## Try it
Would you filter these records and copy every line that has the word "ghost"?

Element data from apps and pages
┏━━

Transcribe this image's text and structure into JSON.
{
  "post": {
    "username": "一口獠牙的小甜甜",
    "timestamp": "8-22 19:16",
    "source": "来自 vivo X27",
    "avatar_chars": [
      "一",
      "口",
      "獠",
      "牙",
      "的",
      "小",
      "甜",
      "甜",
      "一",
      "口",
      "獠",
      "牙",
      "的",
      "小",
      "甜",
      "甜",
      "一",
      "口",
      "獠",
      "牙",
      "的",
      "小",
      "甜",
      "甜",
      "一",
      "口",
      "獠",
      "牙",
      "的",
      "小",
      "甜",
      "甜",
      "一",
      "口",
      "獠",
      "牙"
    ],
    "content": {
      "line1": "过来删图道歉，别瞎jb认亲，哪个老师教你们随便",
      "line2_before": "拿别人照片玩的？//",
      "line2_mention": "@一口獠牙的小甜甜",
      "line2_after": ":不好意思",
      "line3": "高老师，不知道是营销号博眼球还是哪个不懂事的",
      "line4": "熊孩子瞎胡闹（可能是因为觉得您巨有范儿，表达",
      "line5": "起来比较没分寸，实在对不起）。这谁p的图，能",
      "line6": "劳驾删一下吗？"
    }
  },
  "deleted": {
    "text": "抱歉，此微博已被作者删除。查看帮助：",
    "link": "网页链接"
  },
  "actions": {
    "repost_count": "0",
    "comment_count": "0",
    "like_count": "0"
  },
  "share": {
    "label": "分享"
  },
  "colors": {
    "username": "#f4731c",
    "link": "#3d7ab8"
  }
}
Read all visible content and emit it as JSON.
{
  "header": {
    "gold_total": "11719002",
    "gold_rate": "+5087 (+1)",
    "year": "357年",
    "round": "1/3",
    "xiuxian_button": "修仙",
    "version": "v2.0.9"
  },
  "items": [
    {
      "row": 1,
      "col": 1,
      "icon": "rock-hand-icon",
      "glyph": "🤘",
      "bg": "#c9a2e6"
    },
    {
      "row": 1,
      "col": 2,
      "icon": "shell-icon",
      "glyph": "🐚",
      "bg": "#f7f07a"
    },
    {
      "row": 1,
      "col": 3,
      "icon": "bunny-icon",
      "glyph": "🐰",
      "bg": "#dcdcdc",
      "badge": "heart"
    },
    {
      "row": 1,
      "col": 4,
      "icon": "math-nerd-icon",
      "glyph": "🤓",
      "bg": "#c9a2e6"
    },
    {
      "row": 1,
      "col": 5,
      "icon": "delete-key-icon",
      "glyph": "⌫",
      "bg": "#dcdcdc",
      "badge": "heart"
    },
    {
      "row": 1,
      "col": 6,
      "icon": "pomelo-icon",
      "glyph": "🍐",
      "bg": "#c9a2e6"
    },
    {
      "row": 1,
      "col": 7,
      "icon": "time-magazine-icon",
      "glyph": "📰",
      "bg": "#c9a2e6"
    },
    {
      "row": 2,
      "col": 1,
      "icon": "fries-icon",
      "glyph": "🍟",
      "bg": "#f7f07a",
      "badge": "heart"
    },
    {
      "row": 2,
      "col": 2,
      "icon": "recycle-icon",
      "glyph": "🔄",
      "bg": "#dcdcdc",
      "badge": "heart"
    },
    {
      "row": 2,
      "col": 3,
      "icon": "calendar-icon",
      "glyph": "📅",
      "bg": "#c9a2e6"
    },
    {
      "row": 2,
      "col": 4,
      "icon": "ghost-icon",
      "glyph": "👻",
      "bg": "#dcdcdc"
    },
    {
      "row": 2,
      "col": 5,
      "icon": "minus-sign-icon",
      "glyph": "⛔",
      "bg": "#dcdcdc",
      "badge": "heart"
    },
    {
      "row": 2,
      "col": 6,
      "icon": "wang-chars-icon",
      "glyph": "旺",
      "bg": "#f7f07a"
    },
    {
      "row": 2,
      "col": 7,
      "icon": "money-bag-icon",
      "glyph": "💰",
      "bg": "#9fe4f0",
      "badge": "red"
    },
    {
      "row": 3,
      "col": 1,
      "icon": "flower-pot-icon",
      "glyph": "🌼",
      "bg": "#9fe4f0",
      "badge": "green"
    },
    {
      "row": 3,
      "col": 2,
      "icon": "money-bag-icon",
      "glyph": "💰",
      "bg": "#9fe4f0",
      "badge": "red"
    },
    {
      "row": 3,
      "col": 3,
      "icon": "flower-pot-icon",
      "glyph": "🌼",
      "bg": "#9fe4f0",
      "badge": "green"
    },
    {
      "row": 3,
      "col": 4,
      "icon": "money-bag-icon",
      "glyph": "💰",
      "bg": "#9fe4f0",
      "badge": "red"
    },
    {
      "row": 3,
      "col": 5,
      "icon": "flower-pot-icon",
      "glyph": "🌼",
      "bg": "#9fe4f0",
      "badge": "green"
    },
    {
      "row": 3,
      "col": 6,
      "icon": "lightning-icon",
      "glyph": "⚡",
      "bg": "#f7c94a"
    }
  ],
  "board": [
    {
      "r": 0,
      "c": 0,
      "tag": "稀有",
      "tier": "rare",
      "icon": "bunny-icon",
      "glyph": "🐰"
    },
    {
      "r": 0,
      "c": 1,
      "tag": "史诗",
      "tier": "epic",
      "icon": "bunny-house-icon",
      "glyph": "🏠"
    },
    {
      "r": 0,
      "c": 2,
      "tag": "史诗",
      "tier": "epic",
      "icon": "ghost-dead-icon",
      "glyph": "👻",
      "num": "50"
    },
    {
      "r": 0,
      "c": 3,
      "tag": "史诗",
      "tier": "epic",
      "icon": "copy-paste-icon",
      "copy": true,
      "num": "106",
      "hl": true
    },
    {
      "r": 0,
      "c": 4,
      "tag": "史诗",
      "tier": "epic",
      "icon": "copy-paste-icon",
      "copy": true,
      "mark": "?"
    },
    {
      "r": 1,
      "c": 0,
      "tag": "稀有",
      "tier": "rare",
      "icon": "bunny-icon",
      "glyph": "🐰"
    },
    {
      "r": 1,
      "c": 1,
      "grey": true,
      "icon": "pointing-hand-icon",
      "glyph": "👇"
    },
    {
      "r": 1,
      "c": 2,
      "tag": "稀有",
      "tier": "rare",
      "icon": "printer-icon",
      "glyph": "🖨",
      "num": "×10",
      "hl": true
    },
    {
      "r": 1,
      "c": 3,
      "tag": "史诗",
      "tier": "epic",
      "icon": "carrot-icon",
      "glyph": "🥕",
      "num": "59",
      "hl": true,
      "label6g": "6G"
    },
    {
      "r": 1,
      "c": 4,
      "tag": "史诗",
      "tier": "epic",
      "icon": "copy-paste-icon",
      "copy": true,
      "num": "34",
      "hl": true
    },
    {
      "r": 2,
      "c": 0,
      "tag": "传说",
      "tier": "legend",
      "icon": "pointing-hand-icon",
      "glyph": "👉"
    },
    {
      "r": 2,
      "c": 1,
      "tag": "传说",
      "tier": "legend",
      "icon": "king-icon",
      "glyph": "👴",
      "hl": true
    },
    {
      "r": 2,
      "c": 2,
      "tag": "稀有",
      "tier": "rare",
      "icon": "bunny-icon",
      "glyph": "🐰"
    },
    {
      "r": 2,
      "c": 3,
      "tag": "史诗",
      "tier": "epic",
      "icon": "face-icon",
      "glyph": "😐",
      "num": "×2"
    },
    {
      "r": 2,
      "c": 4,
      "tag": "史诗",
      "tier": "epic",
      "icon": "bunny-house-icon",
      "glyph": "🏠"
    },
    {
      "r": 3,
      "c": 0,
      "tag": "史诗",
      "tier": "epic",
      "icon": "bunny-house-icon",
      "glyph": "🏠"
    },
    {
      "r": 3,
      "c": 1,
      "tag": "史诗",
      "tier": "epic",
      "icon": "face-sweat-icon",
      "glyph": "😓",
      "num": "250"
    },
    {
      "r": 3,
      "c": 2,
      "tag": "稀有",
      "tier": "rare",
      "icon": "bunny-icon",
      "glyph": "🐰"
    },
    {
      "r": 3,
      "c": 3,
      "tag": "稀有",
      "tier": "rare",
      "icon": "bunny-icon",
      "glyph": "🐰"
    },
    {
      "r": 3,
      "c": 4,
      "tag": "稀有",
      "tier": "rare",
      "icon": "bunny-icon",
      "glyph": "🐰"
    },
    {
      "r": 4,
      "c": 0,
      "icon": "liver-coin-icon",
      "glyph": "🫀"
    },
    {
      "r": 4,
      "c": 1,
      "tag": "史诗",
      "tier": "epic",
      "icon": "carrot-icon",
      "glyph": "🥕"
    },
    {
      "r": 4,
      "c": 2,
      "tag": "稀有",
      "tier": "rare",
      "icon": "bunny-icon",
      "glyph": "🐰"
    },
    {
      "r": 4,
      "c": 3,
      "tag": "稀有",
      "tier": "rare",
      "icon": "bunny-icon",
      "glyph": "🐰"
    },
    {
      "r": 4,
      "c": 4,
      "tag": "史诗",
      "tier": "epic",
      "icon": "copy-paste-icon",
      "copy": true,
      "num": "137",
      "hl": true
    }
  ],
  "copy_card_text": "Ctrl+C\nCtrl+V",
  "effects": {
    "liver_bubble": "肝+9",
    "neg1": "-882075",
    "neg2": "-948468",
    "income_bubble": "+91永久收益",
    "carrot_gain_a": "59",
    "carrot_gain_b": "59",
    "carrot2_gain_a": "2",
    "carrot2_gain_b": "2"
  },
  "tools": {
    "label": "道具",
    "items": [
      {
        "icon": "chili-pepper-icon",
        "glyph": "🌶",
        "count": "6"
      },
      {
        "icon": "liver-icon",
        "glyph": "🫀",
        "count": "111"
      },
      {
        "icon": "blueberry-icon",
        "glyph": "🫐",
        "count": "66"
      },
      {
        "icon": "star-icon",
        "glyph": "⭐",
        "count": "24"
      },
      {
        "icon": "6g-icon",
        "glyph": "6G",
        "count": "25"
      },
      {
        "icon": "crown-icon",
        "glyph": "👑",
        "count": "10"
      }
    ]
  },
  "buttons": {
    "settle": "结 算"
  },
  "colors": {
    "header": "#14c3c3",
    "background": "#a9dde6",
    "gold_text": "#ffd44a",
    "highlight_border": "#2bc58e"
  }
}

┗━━

## Written answer
      "icon": "ghost-icon",
      "icon": "ghost-dead-icon",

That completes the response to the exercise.